Why your favourite training buddy could be four legged

Why your favourite training buddy could be four legged

Having a reason to put on your trainers and head outside for a walk can make it more likely that you’ll, well, put on your trainers and head outside for a walk! And for a lot of people, a four-legged loved one pleading with big wide eyes to be leashed up and taken out, is a great, effective ‘reason’.

My family’s blue cattle dog certainly helps to keep us on our toes. Even if I’ve been to an early morning yoga class and have a busy day ahead, when I’m working from home she’s a great reminder to stop after a couple of hours and head out into the garden for a play. Or better yet, to grab her collar and lead and take her for a walk around the neighbourhood or on the beach.

But don’t just take my word for it. In 2017, a UK study proved that dog owners are sedentary for 30 minutes less per day, on average, compared to people who don’t have a furry friend in their lives. They also find it easier to maintain their physical activity levels when the weather outside makes curling up on the sofa seem more appealing.

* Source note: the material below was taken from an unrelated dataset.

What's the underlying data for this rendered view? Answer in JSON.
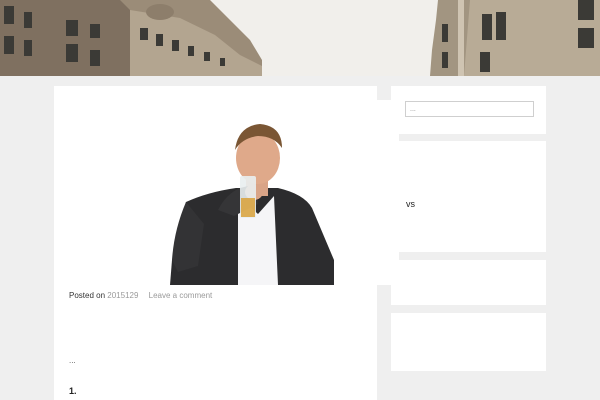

So, if you’ve got a dog but you don’t take him or her for regular walks at the moment, why not make a commitment to do it daily, this week? You might be surprised how much you (and your pooch!) enjoy it – and how quickly it turns into a habit.

If you don’t own a dog, no problem. You don’t need to get one in order to benefit from what I’m calling the ‘four-legged exercise effect’. Because don’t forget that while dogs do make great family members, they’re a big commitment, so you should never bring one into your household without some serious thought.

Instead, consider ‘borrowing’ a pooch. Chances are there a few dogs in your neighbourhood who would jump (literally!) at the chance to get out for a walk with you, so why not ask your neighbours, or friends and family, if you can walk their dogs for them, a few times a week? You’ll probably be doing them a favour!

Or, if there’s a local dog shelter in your area, consider approaching them to volunteer as a dog walker. The good news is that volunteering your time for a good cause comes with its own suite of health and wellbeing benefits, so you’ll win both ways!